Cells can control actin polymerization by nucleating new filaments or elongating existing ones. We recently identified CRMP-1 as a factor that stimulates the formation of Listeria monocytogenes actin comet tails, thereby implicating it in actin assembly. We now show that CRMP-1 is a major contributor to actin assembly in epithelial cells, where it works with the Ena/VASP family member EVL to assemble the actin cytoskeleton in the apical cortex and in protruding lamellipodia. CRMP-1 and EVL bind to one another and together accelerate actin filament barbed-end elongation. CRMP-1 also stimulates actin assembly in the presence of VASP and Mena in vitro, but CRMP-1-dependent actin assembly in MDCK cells is EVL specific.
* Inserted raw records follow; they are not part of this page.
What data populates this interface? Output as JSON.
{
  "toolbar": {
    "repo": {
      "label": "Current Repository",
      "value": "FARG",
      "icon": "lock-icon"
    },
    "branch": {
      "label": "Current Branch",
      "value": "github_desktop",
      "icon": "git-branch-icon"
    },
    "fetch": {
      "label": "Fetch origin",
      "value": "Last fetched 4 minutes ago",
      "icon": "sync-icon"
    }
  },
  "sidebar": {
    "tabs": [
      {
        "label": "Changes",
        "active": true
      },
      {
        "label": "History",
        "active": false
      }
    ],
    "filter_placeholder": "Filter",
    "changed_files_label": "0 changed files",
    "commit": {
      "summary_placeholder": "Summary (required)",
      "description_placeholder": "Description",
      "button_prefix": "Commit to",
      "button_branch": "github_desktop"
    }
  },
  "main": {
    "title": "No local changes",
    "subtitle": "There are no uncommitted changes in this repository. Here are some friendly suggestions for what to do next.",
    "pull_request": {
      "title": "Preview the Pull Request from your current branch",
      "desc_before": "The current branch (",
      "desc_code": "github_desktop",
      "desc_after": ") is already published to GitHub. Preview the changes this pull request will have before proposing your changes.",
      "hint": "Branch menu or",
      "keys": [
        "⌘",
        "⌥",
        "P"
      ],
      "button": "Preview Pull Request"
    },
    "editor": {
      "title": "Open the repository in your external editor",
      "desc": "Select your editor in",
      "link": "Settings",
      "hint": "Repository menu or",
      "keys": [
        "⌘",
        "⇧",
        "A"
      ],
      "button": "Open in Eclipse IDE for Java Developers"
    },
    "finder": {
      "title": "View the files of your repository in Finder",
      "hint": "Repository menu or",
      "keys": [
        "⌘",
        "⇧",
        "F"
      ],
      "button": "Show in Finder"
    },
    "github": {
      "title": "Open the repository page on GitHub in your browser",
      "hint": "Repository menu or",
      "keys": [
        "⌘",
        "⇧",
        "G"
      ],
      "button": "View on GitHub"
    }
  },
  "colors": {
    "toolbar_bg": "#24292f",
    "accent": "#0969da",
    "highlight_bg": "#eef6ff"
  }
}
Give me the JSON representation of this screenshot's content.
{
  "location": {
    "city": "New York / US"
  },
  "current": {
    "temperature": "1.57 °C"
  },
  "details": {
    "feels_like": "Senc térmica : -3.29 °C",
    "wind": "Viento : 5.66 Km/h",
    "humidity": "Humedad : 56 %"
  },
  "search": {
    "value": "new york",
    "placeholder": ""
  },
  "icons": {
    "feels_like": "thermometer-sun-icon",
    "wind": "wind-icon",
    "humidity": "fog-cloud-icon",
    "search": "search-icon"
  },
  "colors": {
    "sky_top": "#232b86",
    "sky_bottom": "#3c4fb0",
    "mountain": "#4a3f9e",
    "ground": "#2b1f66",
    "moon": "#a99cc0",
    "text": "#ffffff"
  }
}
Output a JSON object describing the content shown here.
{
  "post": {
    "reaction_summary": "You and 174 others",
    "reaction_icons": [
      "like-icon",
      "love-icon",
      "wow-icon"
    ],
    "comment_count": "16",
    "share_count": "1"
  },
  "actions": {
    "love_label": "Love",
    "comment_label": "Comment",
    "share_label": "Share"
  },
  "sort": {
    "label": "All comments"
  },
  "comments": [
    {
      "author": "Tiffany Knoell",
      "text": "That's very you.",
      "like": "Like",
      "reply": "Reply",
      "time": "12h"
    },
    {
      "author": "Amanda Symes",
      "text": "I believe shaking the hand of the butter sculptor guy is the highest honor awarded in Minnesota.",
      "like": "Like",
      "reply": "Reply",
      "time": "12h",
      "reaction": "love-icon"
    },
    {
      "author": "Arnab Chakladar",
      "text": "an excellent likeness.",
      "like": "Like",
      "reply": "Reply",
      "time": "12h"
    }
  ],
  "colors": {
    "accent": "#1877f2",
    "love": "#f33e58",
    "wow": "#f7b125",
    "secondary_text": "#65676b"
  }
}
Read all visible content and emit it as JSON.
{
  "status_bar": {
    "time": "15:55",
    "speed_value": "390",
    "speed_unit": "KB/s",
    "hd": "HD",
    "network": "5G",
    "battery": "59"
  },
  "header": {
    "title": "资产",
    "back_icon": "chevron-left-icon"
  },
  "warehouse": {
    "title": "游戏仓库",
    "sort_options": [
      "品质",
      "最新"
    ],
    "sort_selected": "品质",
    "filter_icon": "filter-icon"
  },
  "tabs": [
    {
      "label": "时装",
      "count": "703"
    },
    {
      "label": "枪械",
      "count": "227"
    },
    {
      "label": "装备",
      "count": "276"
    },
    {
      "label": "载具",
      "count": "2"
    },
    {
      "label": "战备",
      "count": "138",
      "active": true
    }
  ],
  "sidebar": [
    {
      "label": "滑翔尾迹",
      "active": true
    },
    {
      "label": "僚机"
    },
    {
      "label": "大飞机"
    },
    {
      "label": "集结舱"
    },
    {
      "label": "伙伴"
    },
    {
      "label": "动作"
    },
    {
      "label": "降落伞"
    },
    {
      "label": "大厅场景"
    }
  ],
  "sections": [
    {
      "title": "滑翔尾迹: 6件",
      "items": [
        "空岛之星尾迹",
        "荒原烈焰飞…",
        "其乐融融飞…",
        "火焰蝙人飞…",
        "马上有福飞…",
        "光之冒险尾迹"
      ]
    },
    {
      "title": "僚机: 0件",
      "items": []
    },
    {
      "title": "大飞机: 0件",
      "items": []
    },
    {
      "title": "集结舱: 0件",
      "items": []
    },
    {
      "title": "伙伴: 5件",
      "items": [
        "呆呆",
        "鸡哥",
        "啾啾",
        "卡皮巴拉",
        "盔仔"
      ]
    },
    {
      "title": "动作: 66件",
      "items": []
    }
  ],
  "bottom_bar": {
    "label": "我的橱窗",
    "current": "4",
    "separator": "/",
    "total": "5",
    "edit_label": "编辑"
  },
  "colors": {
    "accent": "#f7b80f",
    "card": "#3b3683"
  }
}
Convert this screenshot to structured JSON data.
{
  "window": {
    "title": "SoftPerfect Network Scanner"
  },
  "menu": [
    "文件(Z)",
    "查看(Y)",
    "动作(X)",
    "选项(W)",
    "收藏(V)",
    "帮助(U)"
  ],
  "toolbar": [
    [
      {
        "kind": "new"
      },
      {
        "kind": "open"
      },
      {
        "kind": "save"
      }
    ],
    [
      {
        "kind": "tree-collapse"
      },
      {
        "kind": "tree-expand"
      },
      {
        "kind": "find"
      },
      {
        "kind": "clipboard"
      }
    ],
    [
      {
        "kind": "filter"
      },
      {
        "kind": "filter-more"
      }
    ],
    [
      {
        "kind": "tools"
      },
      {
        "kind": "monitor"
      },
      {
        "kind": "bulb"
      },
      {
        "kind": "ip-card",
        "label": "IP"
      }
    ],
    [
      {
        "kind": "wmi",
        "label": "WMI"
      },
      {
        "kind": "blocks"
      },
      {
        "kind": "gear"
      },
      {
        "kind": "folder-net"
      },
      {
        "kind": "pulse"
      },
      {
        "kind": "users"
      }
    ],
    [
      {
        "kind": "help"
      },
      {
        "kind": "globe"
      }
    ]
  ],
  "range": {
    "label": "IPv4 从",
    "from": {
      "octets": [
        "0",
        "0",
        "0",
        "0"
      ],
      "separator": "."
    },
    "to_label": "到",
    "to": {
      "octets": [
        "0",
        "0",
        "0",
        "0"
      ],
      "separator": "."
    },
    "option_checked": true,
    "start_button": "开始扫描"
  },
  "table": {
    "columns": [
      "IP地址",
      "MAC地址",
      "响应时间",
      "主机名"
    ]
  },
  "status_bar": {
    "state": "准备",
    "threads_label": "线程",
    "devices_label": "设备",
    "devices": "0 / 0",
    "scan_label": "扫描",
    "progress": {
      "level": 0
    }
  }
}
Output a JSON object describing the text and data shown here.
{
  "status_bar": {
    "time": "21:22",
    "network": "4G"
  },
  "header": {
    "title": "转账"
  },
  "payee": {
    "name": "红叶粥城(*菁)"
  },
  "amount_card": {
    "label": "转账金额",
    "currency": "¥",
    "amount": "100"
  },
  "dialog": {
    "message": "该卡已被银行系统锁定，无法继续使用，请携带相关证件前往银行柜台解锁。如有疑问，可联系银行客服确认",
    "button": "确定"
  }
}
Our results identify CRMP-1 as a novel regulator of actin filament elongation and reveal a surprisingly important role for CRMP-1, EVL, and actin polymerization in maintaining the structural integrity of epithelial sheets.
ASJC Scopus subject areas
- Cell Biology